* [Records provided]
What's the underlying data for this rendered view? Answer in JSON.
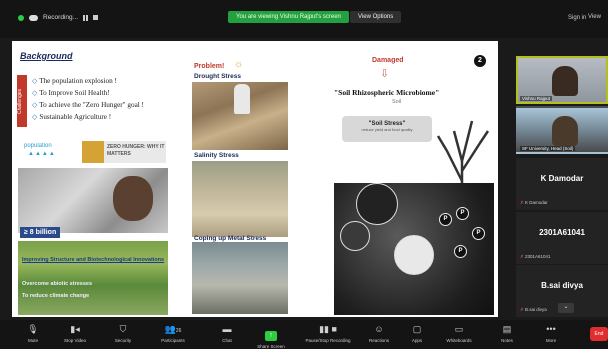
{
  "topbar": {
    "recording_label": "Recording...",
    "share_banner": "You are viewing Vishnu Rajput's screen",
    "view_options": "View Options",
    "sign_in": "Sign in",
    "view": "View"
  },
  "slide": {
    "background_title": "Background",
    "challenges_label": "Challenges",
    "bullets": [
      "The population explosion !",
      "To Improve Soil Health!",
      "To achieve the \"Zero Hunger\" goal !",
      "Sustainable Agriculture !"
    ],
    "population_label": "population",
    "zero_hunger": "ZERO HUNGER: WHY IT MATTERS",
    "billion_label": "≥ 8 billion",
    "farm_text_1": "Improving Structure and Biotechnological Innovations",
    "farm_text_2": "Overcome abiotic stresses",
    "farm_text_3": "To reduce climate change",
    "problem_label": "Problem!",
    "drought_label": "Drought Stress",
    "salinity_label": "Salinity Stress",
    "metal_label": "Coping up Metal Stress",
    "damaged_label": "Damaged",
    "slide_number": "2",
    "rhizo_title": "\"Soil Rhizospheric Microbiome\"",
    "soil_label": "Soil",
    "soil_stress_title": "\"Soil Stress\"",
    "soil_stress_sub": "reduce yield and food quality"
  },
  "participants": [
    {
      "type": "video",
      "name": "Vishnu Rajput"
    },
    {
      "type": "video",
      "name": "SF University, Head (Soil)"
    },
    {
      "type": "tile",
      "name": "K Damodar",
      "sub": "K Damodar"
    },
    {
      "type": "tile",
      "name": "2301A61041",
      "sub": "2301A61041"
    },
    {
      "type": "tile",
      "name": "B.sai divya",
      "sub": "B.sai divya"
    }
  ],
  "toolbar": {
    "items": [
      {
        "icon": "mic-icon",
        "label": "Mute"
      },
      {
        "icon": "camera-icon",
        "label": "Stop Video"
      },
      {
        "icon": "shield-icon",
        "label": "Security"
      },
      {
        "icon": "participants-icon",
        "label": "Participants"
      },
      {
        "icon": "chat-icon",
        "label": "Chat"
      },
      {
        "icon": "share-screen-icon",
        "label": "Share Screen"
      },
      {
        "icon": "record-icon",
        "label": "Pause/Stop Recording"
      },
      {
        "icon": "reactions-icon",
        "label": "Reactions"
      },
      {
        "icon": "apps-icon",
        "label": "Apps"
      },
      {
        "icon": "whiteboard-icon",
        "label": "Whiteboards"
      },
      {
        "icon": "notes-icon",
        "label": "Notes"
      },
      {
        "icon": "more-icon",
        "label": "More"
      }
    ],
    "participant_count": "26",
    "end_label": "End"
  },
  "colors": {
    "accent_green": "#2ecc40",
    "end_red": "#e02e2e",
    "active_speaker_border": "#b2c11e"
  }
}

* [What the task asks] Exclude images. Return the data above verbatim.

* [Answer area]
What's the underlying data for this rendered view? Answer in JSON.
{
  "topbar": {
    "recording_label": "Recording...",
    "share_banner": "You are viewing Vishnu Rajput's screen",
    "view_options": "View Options",
    "sign_in": "Sign in",
    "view": "View"
  },
  "slide": {
    "background_title": "Background",
    "challenges_label": "Challenges",
    "bullets": [
      "The population explosion !",
      "To Improve Soil Health!",
      "To achieve the \"Zero Hunger\" goal !",
      "Sustainable Agriculture !"
    ],
    "population_label": "population",
    "zero_hunger": "ZERO HUNGER: WHY IT MATTERS",
    "billion_label": "≥ 8 billion",
    "farm_text_1": "Improving Structure and Biotechnological Innovations",
    "farm_text_2": "Overcome abiotic stresses",
    "farm_text_3": "To reduce climate change",
    "problem_label": "Problem!",
    "drought_label": "Drought Stress",
    "salinity_label": "Salinity Stress",
    "metal_label": "Coping up Metal Stress",
    "damaged_label": "Damaged",
    "slide_number": "2",
    "rhizo_title": "\"Soil Rhizospheric Microbiome\"",
    "soil_label": "Soil",
    "soil_stress_title": "\"Soil Stress\"",
    "soil_stress_sub": "reduce yield and food quality"
  },
  "participants": [
    {
      "type": "video",
      "name": "Vishnu Rajput"
    },
    {
      "type": "video",
      "name": "SF University, Head (Soil)"
    },
    {
      "type": "tile",
      "name": "K Damodar",
      "sub": "K Damodar"
    },
    {
      "type": "tile",
      "name": "2301A61041",
      "sub": "2301A61041"
    },
    {
      "type": "tile",
      "name": "B.sai divya",
      "sub": "B.sai divya"
    }
  ],
  "toolbar": {
    "items": [
      {
        "icon": "mic-icon",
        "label": "Mute"
      },
      {
        "icon": "camera-icon",
        "label": "Stop Video"
      },
      {
        "icon": "shield-icon",
        "label": "Security"
      },
      {
        "icon": "participants-icon",
        "label": "Participants"
      },
      {
        "icon": "chat-icon",
        "label": "Chat"
      },
      {
        "icon": "share-screen-icon",
        "label": "Share Screen"
      },
      {
        "icon": "record-icon",
        "label": "Pause/Stop Recording"
      },
      {
        "icon": "reactions-icon",
        "label": "Reactions"
      },
      {
        "icon": "apps-icon",
        "label": "Apps"
      },
      {
        "icon": "whiteboard-icon",
        "label": "Whiteboards"
      },
      {
        "icon": "notes-icon",
        "label": "Notes"
      },
      {
        "icon": "more-icon",
        "label": "More"
      }
    ],
    "participant_count": "26",
    "end_label": "End"
  },
  "colors": {
    "accent_green": "#2ecc40",
    "end_red": "#e02e2e",
    "active_speaker_border": "#b2c11e"
  }
}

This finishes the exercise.